*Exercise aim*:
In the data below, find every line that has the string "label", and copy it.

Segment Open

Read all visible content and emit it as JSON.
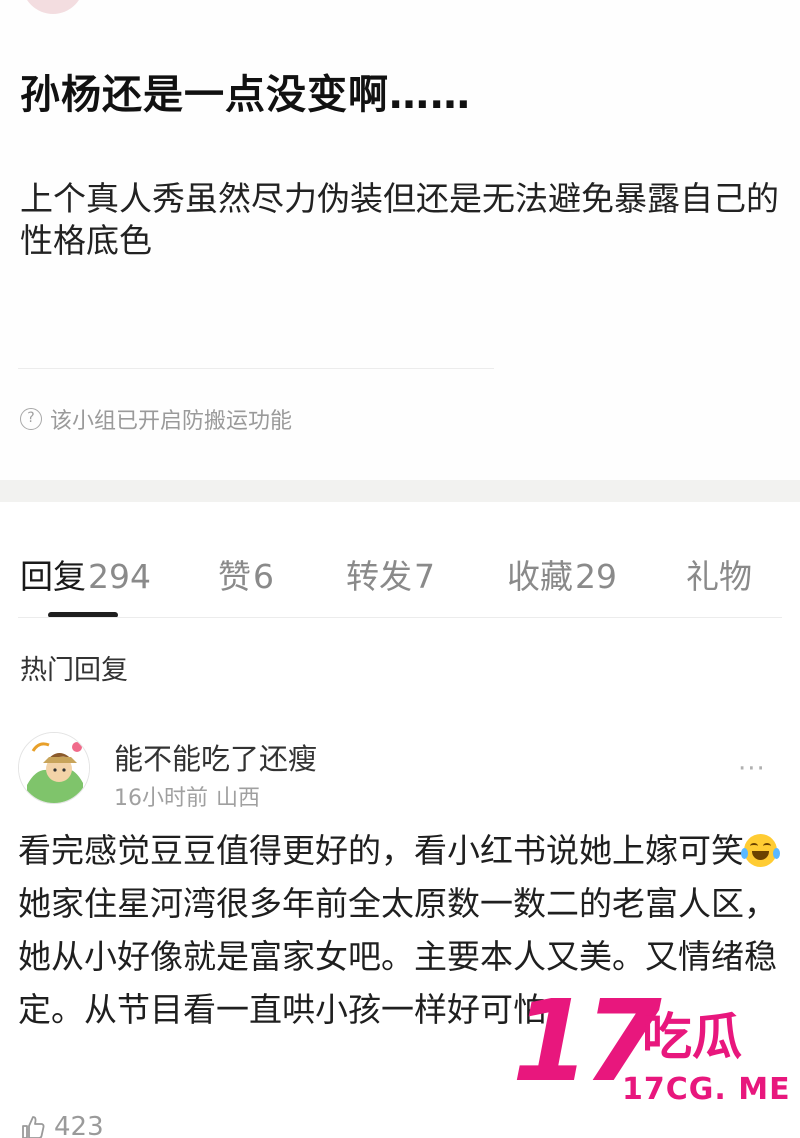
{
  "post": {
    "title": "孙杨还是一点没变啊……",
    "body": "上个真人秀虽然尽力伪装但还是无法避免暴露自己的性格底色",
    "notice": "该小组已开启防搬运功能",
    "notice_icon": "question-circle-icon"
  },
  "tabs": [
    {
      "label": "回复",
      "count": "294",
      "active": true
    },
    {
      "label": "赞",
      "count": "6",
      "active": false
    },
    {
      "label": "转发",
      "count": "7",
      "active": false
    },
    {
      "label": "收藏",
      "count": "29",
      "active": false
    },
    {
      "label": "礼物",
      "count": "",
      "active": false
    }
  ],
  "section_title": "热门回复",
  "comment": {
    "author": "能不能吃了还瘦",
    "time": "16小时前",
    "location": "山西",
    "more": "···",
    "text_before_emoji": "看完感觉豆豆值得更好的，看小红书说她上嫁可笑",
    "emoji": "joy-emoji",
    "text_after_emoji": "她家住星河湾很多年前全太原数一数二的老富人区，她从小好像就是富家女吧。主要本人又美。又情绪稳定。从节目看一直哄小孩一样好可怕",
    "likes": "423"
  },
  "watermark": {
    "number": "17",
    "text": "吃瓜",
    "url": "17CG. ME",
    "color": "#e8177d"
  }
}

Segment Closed

*Answer*:
      "label": "回复",
      "label": "赞",
      "label": "转发",
      "label": "收藏",
      "label": "礼物",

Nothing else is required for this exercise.